Are you in the American middle class?
A Pew Research Center analysis of government data shows that after more than four decades of serving as the nation’s economic majority, the U.S. middle class is now matched in size by those in the economic tiers above and below it.
Americans divided on how much they trust their neighbors
Just half of Americans (52%) say they trust all or most of their neighbors, while a similar share (48%) say they trust some or none of their neighbors. Neighborly trust also varies between demographic groups.
Hispanic, black parents see college degree as key for children’s success
Hispanic and black parents are significantly more likely than white parents to place a high priority on college education for their children.
Most Americans Say Government Doesn’t Do Enough to Help Middle Class
As Americans begin casting the first ballots in the 2016 presidential election, neither political party is widely viewed as supportive of the middle class in this country.
What Americans say it takes to be middle class
The vast majority of American adults agree that a secure job and the ability to save money for the future are essential. But one thing is now less likely to be seen as a requirement: a college education.
Your favorite Fact Tank data in 2015
From Millennials in the workforce to religion in America, our most popular posts told important stories about trends shaping our world.
15 striking findings from 2015
From trust in government to views of climate change, here are some of Pew Research Center’s most memorable findings of the year.
Parenting in America
There are deep divisions among U.S. parents today rooted in economic well-being Parents’ outlooks, worries and aspirations for their children are strongly linked to financial circumstances.
5 key takeaways about parenting in changing times
A new Pew Research Center report looks at the challenges parents face in raising their children and how parenting approaches differ across demographic groups.
America’s middle class is shrinking. So who’s leaving it?

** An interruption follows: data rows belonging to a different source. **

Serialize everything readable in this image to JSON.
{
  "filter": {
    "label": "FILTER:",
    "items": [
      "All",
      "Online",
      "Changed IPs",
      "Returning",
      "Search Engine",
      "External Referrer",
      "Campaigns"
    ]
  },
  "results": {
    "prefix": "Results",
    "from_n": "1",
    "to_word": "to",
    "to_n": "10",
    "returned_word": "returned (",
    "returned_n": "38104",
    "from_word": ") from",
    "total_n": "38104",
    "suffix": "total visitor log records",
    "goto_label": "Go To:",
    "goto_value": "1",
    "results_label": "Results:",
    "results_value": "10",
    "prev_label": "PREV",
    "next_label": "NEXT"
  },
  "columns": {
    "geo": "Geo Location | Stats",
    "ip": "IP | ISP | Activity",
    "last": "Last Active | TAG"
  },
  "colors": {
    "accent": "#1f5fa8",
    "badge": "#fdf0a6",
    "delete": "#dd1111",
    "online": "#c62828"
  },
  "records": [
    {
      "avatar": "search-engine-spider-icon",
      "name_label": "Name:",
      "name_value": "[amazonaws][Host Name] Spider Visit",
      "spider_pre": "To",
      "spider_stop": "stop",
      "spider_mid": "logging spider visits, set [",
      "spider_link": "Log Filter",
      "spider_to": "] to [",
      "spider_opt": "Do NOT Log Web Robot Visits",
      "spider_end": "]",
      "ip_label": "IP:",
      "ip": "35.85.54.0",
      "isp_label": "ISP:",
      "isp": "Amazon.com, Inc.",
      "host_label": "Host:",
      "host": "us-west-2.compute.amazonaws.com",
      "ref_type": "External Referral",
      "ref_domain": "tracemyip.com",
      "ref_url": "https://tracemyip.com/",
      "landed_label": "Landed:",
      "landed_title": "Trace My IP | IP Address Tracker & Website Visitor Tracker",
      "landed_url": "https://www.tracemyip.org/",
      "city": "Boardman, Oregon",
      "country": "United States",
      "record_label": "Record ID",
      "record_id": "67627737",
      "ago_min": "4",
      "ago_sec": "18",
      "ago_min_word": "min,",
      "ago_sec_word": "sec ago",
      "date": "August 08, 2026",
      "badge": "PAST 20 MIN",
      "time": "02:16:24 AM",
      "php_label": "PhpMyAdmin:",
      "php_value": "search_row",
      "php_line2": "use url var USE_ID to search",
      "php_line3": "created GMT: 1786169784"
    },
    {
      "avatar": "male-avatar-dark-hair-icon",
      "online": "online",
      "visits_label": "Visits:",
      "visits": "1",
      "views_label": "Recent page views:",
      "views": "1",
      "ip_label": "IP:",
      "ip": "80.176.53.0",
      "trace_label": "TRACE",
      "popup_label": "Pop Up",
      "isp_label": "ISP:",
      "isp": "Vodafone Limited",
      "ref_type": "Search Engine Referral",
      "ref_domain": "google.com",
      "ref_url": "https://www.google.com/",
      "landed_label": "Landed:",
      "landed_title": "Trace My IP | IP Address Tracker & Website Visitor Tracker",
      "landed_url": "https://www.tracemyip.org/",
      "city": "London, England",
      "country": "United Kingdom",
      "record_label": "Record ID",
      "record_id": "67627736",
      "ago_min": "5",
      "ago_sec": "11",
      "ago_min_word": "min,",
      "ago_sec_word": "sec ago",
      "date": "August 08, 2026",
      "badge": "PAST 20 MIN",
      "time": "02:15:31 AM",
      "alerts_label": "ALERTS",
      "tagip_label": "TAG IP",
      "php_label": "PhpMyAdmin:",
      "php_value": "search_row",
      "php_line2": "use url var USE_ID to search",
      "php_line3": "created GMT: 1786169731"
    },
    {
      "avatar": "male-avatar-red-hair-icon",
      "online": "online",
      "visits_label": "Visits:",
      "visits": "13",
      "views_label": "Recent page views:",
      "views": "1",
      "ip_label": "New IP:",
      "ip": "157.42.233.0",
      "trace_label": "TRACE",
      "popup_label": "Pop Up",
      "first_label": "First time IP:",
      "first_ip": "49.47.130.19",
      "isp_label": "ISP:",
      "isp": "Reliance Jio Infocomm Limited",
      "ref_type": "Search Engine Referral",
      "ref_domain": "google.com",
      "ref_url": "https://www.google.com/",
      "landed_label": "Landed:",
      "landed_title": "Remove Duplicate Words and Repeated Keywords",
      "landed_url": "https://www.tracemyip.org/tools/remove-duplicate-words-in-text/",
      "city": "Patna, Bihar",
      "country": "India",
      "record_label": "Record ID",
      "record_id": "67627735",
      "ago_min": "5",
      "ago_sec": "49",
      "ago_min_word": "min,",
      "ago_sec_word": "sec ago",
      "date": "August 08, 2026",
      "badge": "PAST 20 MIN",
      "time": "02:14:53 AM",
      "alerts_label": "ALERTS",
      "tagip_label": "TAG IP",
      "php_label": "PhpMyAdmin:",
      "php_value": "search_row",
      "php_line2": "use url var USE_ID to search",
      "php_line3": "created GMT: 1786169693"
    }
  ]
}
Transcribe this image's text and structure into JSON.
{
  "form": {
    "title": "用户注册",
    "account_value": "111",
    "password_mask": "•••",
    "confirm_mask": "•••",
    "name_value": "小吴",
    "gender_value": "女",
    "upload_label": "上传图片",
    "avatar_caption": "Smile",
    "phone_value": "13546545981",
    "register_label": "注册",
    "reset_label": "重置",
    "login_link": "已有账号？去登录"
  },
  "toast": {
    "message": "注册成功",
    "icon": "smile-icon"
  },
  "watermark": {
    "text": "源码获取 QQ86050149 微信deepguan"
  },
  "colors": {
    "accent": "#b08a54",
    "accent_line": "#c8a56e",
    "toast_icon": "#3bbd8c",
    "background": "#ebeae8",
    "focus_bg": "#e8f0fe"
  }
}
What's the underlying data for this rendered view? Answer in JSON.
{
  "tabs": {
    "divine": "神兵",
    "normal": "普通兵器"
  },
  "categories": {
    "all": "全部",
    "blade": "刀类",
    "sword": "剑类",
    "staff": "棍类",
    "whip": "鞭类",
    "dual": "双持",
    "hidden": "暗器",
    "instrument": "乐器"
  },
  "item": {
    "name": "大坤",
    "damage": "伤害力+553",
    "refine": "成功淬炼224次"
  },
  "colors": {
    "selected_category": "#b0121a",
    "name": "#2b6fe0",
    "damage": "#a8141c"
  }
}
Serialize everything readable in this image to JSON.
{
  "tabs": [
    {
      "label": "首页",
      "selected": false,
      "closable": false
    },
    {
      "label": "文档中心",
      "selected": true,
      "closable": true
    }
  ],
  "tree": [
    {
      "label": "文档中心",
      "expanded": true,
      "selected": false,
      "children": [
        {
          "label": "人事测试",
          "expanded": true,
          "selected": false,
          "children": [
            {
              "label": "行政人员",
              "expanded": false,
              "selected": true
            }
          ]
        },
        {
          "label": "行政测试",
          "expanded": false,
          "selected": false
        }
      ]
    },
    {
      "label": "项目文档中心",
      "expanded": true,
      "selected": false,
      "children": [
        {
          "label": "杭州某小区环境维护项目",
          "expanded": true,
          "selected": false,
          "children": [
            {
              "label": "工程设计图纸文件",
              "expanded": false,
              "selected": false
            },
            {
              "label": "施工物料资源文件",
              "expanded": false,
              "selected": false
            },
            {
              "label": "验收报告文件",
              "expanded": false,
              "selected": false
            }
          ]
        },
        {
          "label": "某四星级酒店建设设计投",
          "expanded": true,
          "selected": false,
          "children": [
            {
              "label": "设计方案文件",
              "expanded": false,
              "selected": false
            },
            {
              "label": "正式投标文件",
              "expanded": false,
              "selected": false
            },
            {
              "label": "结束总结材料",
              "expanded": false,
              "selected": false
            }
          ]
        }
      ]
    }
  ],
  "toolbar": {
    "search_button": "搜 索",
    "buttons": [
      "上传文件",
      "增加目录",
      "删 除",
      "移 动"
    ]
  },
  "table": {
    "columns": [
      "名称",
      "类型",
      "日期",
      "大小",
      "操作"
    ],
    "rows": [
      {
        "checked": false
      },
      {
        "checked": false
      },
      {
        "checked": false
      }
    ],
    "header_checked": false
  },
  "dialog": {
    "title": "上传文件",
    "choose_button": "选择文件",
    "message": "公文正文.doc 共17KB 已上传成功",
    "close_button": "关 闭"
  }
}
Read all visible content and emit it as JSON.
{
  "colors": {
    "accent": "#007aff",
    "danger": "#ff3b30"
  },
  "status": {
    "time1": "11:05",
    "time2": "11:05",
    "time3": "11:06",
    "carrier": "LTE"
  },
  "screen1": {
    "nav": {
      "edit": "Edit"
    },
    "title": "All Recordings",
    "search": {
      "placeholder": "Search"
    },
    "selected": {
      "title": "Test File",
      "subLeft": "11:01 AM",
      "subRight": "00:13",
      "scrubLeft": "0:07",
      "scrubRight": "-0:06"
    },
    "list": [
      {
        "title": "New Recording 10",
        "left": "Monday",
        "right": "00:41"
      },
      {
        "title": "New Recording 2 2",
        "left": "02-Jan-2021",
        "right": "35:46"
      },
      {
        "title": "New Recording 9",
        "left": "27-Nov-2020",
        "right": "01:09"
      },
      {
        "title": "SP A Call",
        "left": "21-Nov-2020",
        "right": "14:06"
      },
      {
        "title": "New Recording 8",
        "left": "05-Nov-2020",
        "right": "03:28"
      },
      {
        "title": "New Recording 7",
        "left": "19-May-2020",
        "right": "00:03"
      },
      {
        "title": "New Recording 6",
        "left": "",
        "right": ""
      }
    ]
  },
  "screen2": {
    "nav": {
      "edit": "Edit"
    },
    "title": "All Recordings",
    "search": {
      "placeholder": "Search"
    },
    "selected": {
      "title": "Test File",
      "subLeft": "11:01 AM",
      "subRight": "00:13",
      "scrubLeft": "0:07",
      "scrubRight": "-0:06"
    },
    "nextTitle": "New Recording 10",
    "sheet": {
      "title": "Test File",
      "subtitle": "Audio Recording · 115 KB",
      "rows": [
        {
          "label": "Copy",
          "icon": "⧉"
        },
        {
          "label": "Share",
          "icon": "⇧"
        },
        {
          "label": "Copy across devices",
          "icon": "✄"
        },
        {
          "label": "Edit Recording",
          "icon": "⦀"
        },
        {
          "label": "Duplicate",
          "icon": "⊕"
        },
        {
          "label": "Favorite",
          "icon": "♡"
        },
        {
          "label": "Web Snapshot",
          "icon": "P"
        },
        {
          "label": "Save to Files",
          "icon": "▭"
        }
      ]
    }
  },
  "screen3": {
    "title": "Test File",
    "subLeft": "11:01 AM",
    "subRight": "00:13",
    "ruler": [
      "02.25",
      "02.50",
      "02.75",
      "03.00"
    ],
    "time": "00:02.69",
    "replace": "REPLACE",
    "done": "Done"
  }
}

in terms of income status, the past four decades have been very good to people working in financial and natural-resources industries or as executives and managers, but not so good for sales workers or people in blue-collar manufacturing jobs.